IN a new analysis of giant fossil footprints in a Texas riverbed, paleontologists have concluded that there is no evidence of human prints mingled with those of dinosaurs. The finding, they said, undermines a key argument advanced by religious fundamentalists who have cited the ”man tracks” as scientific evidence of a relatively recent, divine creation of life on earth, in keeping with a literal interpretation of the Bible. But the discovery has left paleontologists mystified anew about an important aspect of dinosaur behavior: the way they walked. Scientists called the discovery an ”exciting development” in their running dispute with those fundamentalists, known as scientific creationists, who argue that the biblical account of creation should be taught in schools on an equal basis with the Darwinian theory of evolution.

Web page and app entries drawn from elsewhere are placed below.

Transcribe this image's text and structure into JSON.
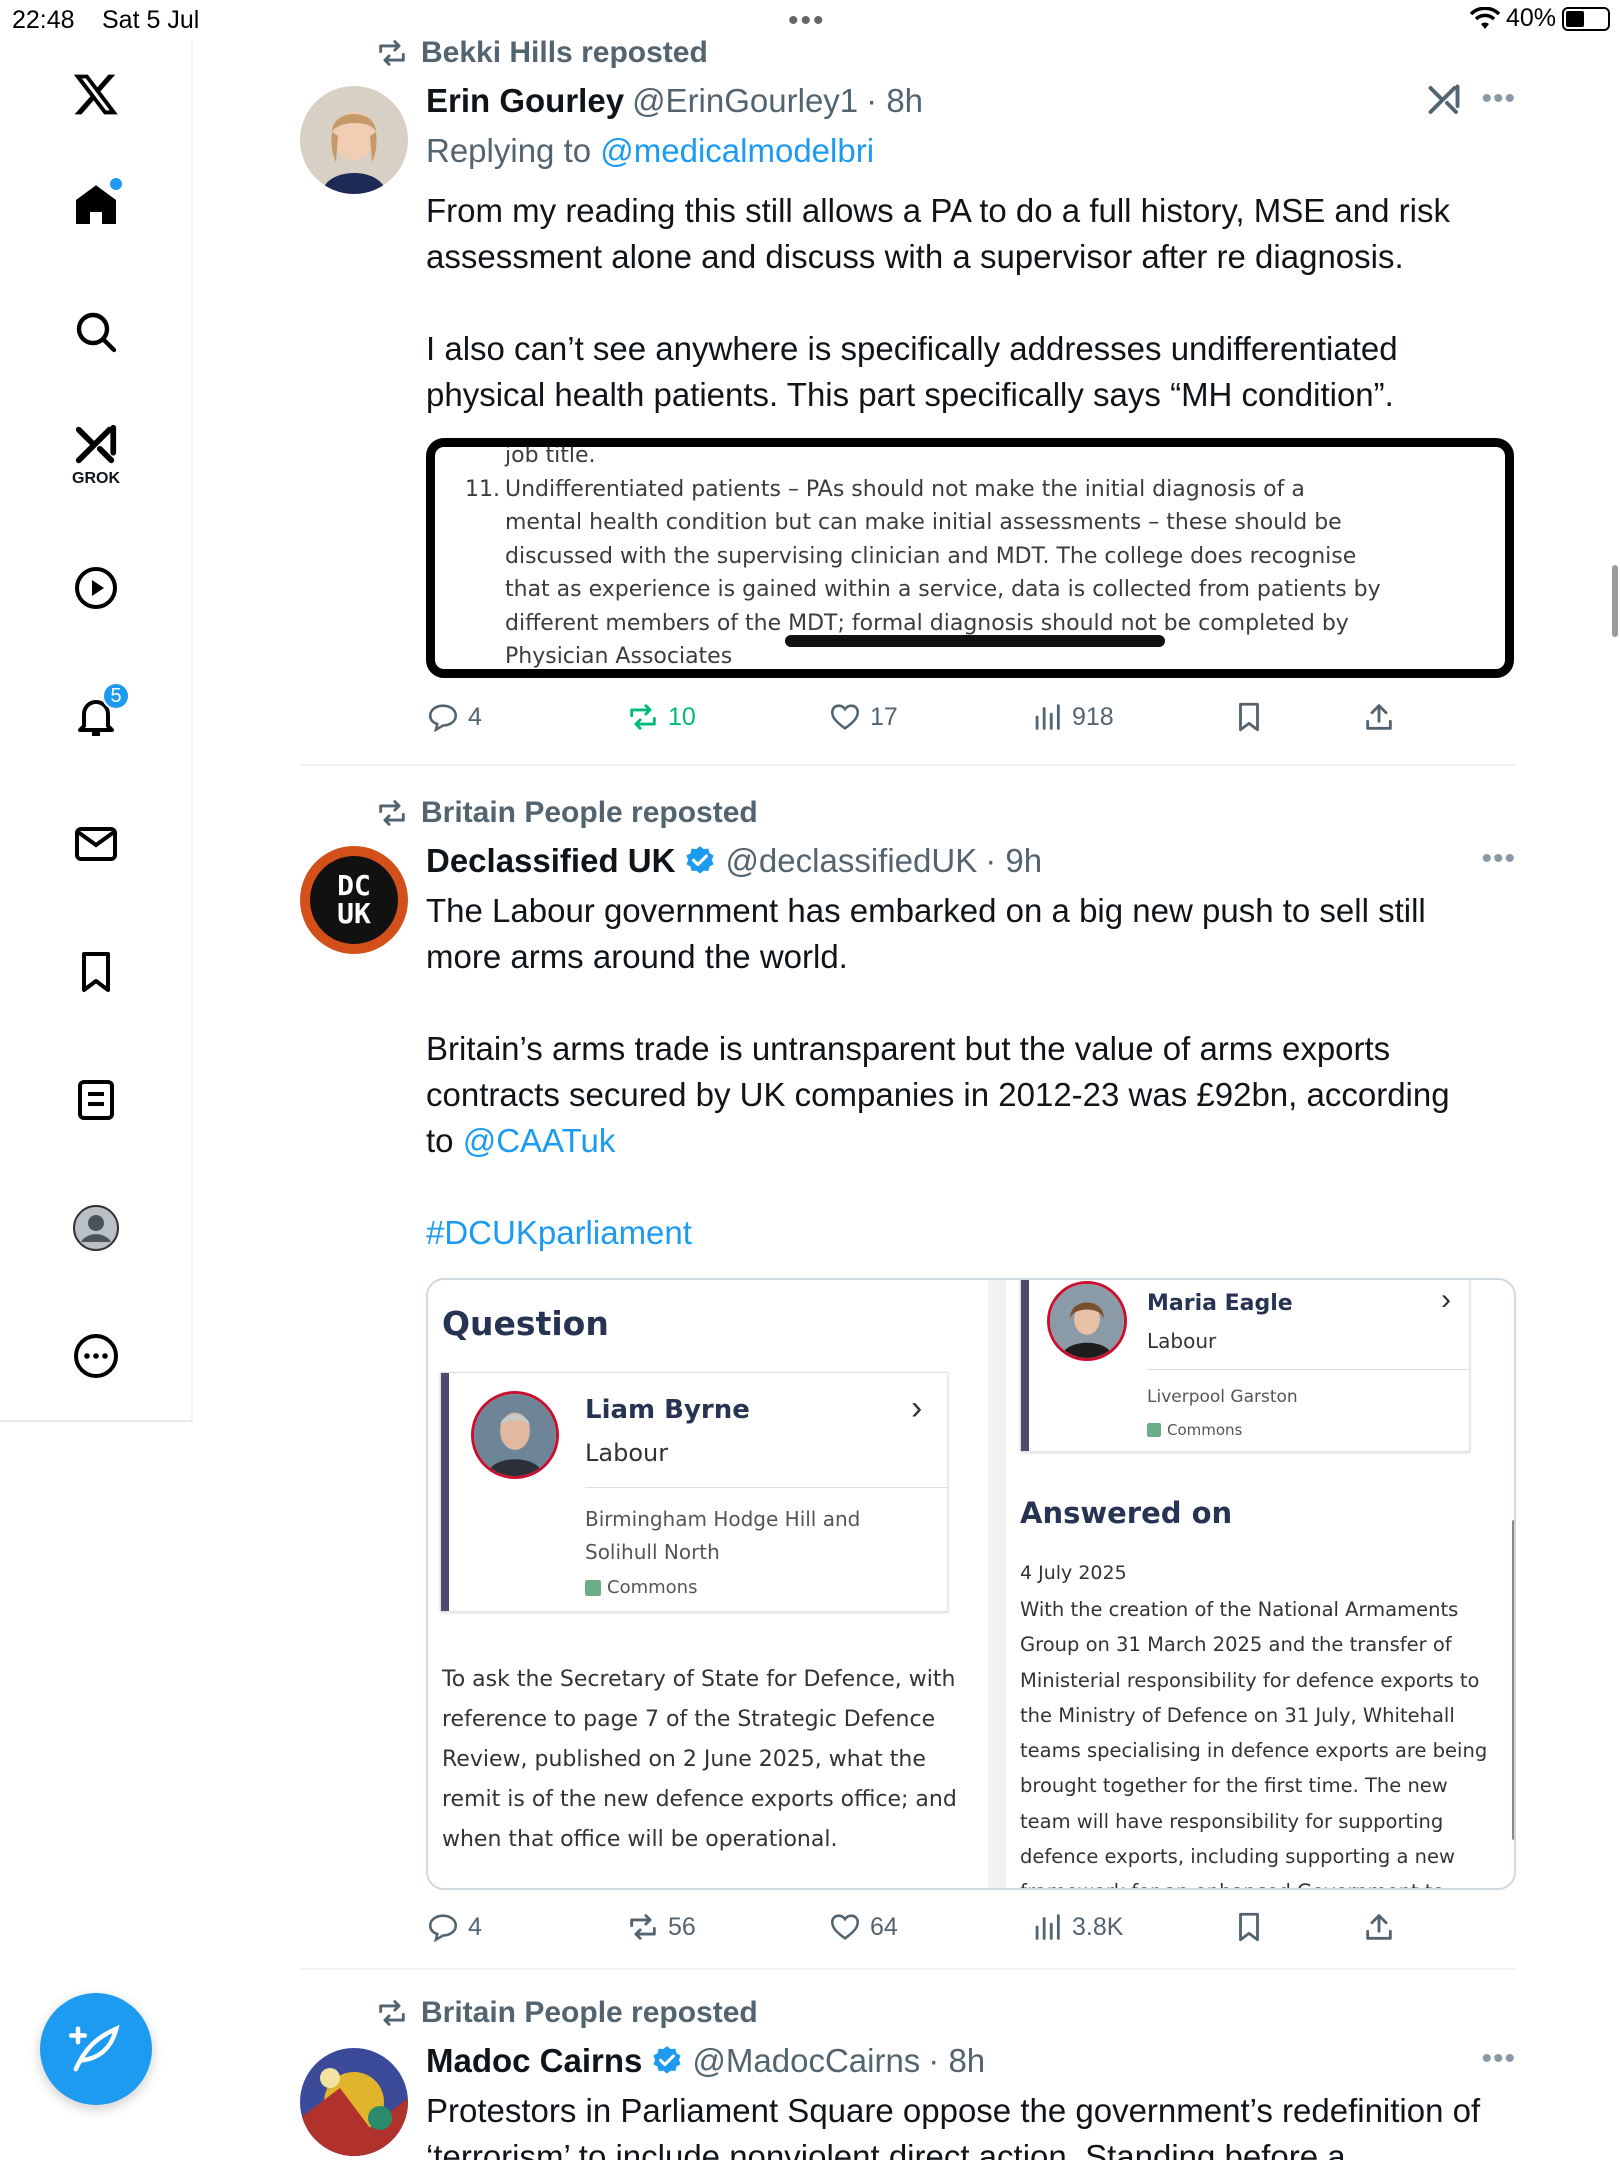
{
  "status_bar": {
    "time": "22:48",
    "date": "Sat 5 Jul",
    "battery": "40%",
    "battery_level": 0.4
  },
  "sidebar": {
    "grok_label": "GROK",
    "notifications_count": "5",
    "items": [
      "home",
      "search",
      "grok",
      "videos",
      "notifications",
      "messages",
      "bookmarks",
      "lists",
      "profile",
      "more"
    ]
  },
  "feed": {
    "tweets": [
      {
        "reposted_by": "Bekki Hills reposted",
        "name": "Erin Gourley",
        "handle": "@ErinGourley1",
        "time": "· 8h",
        "replying_label": "Replying to ",
        "replying_to": "@medicalmodelbri",
        "paragraphs": [
          "From my reading this still allows a PA to do a full history, MSE and risk assessment alone and discuss with a supervisor after re diagnosis.",
          "I also can’t see anywhere is specifically addresses undifferentiated physical health patients. This part specifically says “MH condition”."
        ],
        "image_text": {
          "top": "job title.",
          "num": "11.",
          "lines": [
            "Undifferentiated patients – PAs should not make the initial diagnosis of a",
            "mental health condition but can make initial assessments – these should be",
            "discussed with the supervising clinician and MDT. The college does recognise",
            "that as experience is gained within a service, data is collected from patients by",
            "different members of the MDT; formal diagnosis should not be completed by",
            "Physician Associates"
          ]
        },
        "stats": {
          "replies": "4",
          "reposts": "10",
          "likes": "17",
          "views": "918"
        }
      },
      {
        "reposted_by": "Britain People reposted",
        "name": "Declassified UK",
        "handle": "@declassifiedUK",
        "time": "· 9h",
        "avatar_text": {
          "line1": "DC",
          "line2": "UK"
        },
        "paragraph1": "The Labour government has embarked on a big new push to sell still more arms around the world.",
        "paragraph2_text": "Britain’s arms trade is untransparent but the value of arms exports contracts secured by UK companies in 2012-23 was £92bn, according to ",
        "paragraph2_link": "@CAATuk",
        "hashtag": "#DCUKparliament",
        "card": {
          "question_title": "Question",
          "question_member": {
            "name": "Liam Byrne",
            "party": "Labour",
            "seat": "Birmingham Hodge Hill and Solihull North",
            "house": "Commons"
          },
          "question_text": "To ask the Secretary of State for Defence, with reference to page 7 of the Strategic Defence Review, published on 2 June 2025, what the remit is of the new defence exports office; and when that office will be operational.",
          "answer_member": {
            "name": "Maria Eagle",
            "party": "Labour",
            "seat": "Liverpool Garston",
            "house": "Commons"
          },
          "answered_title": "Answered on",
          "answered_date": "4 July 2025",
          "answer_text": "With the creation of the National Armaments Group on 31 March 2025 and the transfer of Ministerial responsibility for defence exports to the Ministry of Defence on 31 July, Whitehall teams specialising in defence exports are being brought together for the first time. The new team will have responsibility for supporting defence exports, including supporting a new framework for an enhanced Government to"
        },
        "stats": {
          "replies": "4",
          "reposts": "56",
          "likes": "64",
          "views": "3.8K"
        }
      },
      {
        "reposted_by": "Britain People reposted",
        "name": "Madoc Cairns",
        "handle": "@MadocCairns",
        "time": "· 8h",
        "text": "Protestors in Parliament Square oppose the government’s redefinition of ‘terrorism’ to include nonviolent direct action. Standing before a"
      }
    ]
  },
  "colors": {
    "accent": "#1d9bf0",
    "repost_green": "#00ba7c",
    "muted": "#536471"
  }
}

Did Jesus of Nazareth, “the man Christ Jesus” (1 Timothy 2:5), really exist? What’s the evidence outside of the Bible? Classical and Jewish writings from the first several centuries C.E. give us a glimpse of the person who would become the central figure in Christianity mere decades after his crucifixion.